It can be very useful if you have access to several OpenStack providers, since all you’ll need to do is specify the name of the provider, and it’ll immediately use the credentials you set on its respective section.
A very simple clouds.yaml will look as follows:
This defines a cloud called mariachicloud that you can reference from both ansible and your OpenStack CLI. So, if you want to take it into use from the OpenStack CLI, you could do the following:
This will list the instances spawned in your project on your mariachicloud
account. Note that the important thing is to specify your cloud with the
--os-cloud parameter. When doing openstack commands, there are three places
that the client will look for the clouds.yaml file:
- The current working directory
A sample playbook
Here’s a simple playbook that shows how to spawn an instance in the “mariachicloud” cloud provider
This playbook makes the following assumptions:
We already have an external network for our project, in our case it’s called test-external-network.
We have already created a keypair with which we can access the instance. In our case it’s called mariachi-pub-key.
there is an image uploaded already that’s called CentOS-7-x86_64-GenericCloud.
There is a flavor created already that’s called m1.small.
With this in mind, the playbook itself will create:
- A network called test-network.
- A subnet in that network, called test-subnet.
- A router that’s connected to the subnet and the external network. The router’s name is test-router.
- A security group called test-security-group.
- Two rules for the aforementioned security group.
- One rules allows all ping traffic to come into the instance (the default direction for the rule is ingress).
- Another rule that allows SSH traffic into the instance.

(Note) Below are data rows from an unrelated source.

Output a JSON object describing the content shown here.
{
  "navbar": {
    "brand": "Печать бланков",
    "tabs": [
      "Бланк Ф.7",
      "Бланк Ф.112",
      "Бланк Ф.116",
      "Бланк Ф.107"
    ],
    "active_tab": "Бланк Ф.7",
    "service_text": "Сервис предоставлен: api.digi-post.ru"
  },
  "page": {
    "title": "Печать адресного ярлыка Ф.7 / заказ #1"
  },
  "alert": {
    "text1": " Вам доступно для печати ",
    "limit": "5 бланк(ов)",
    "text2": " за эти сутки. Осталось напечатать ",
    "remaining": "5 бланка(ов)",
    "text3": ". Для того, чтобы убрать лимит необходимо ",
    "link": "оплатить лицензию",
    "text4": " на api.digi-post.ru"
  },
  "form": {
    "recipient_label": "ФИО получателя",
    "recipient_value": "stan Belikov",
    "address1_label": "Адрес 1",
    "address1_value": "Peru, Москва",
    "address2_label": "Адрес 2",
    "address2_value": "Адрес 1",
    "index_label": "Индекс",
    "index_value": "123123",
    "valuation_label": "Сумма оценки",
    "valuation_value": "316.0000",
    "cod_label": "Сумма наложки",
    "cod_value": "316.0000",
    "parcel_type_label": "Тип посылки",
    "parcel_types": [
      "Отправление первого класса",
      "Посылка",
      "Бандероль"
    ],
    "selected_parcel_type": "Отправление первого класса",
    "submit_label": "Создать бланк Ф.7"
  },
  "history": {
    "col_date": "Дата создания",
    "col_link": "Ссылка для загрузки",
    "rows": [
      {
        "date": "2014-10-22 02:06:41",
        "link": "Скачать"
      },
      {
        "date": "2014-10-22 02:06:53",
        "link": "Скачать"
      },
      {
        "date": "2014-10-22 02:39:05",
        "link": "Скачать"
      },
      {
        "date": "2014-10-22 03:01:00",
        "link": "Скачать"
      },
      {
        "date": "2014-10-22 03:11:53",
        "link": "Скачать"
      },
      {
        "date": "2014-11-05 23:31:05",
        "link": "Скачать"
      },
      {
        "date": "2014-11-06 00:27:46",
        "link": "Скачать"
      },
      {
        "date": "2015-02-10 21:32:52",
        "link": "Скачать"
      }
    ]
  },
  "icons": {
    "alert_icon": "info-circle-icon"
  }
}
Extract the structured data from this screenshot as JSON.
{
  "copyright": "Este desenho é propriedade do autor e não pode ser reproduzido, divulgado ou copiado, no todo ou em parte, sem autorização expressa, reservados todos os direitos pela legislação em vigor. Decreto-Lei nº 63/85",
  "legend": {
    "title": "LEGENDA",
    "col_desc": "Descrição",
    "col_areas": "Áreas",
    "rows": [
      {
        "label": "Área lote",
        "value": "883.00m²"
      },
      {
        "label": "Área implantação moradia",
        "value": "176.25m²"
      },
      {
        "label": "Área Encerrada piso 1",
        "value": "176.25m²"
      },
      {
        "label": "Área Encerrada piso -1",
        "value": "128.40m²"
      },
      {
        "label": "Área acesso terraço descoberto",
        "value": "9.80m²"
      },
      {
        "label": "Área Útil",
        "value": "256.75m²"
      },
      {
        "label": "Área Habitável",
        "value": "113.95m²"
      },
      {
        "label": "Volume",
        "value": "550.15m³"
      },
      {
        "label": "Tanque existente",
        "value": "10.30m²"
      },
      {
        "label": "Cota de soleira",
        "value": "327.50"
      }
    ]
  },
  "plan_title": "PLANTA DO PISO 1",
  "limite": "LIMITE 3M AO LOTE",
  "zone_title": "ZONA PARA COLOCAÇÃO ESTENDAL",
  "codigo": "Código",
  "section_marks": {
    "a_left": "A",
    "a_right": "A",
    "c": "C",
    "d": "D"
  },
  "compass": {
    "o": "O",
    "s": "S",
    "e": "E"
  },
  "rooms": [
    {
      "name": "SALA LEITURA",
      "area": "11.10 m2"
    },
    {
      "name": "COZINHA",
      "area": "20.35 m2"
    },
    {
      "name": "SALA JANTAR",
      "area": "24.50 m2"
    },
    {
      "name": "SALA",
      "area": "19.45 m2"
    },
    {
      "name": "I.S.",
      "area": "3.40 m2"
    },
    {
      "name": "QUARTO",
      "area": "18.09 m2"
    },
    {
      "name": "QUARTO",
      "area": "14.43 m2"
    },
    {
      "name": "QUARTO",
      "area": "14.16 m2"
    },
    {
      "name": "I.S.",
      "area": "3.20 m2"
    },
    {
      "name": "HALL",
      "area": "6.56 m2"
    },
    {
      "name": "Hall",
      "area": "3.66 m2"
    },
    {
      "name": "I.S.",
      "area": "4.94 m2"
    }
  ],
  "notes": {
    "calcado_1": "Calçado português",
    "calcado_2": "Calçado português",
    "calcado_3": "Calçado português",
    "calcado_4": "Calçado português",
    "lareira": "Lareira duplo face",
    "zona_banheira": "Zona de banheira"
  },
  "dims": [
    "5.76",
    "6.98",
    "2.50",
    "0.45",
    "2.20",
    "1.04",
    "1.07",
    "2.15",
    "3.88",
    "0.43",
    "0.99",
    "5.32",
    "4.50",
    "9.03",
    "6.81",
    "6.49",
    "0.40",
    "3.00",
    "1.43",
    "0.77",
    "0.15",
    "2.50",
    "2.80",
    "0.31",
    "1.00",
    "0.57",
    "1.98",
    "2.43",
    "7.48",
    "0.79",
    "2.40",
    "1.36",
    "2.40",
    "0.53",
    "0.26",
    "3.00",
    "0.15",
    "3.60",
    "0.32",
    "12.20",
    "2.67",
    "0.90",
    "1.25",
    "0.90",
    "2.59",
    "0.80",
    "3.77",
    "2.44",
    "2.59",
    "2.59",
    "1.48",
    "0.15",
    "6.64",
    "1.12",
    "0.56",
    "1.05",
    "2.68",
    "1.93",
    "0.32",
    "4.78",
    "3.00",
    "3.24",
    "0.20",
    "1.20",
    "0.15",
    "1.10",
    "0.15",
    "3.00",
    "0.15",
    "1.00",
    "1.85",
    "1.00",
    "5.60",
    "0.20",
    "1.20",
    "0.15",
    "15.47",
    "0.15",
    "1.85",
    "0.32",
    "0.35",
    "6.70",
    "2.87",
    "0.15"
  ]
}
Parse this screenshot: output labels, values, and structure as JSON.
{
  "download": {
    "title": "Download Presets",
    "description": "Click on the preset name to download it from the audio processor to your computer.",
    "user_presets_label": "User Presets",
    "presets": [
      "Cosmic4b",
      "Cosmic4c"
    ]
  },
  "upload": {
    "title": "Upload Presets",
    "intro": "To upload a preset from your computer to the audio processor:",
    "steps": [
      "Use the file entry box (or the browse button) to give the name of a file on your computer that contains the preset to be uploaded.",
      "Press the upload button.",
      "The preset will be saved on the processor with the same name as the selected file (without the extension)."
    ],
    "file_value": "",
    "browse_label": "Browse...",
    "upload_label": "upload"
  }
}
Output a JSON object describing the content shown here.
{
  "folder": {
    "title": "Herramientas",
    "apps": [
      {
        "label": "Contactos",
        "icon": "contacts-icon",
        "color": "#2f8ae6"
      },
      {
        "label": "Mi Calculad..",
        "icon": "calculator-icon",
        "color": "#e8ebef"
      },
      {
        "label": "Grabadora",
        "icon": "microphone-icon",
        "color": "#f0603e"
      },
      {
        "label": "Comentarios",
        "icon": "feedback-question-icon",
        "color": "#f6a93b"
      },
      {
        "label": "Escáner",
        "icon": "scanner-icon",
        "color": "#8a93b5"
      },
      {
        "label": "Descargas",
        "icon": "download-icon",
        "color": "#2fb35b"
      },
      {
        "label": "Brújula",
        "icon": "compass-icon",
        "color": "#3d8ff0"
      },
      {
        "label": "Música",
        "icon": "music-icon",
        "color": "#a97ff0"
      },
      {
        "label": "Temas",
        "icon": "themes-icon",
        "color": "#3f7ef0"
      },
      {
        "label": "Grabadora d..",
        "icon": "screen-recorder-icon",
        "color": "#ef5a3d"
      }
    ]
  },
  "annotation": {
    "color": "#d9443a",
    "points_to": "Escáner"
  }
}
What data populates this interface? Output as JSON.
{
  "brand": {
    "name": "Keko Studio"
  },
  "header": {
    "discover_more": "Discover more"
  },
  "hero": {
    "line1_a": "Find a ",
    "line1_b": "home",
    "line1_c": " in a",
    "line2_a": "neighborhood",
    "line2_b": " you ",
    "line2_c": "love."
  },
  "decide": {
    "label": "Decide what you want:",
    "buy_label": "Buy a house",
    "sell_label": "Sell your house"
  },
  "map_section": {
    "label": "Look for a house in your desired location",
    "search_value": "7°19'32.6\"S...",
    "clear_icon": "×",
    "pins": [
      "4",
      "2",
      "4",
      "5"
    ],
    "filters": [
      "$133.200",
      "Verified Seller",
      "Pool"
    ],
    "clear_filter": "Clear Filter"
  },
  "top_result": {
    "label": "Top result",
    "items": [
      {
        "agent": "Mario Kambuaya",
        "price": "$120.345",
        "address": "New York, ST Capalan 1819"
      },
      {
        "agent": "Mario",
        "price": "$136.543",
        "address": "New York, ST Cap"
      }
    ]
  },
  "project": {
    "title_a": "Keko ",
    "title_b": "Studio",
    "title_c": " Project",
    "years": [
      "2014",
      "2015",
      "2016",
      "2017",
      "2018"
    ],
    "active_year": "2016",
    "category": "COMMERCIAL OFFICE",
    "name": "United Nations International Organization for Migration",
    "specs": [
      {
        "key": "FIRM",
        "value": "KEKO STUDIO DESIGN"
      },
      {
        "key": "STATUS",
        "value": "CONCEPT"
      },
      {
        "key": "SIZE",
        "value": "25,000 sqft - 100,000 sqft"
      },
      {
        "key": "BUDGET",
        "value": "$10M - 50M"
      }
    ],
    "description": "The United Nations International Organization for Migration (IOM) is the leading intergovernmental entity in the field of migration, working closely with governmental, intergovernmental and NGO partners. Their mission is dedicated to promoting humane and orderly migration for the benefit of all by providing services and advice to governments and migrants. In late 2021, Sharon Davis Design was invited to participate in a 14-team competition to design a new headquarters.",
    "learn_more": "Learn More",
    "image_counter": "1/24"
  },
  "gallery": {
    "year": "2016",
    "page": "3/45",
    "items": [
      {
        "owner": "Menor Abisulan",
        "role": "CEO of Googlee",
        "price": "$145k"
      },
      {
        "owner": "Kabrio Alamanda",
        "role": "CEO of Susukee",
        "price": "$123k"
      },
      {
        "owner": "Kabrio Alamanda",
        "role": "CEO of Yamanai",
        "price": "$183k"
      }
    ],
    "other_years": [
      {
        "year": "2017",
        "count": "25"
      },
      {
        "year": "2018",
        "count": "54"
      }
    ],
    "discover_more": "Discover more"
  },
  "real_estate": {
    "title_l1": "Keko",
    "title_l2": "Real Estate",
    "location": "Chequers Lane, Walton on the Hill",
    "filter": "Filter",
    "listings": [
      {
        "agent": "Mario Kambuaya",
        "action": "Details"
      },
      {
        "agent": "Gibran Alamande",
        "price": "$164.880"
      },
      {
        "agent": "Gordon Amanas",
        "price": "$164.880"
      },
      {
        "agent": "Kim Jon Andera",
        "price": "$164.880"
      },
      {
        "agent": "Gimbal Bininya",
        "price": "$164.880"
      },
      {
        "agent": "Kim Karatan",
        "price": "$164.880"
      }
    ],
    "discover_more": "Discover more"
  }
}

- One instance called test-instance. This instance is using the
aforementioned security group, and is also connected to our test-network.
Besides this, we set the
auto_ipparameter, which automatically assigns a floating IP to the instance, which we can use to access the instance.
The last two tasks in our playbook will give us the floating IP address that we can use to access our instance.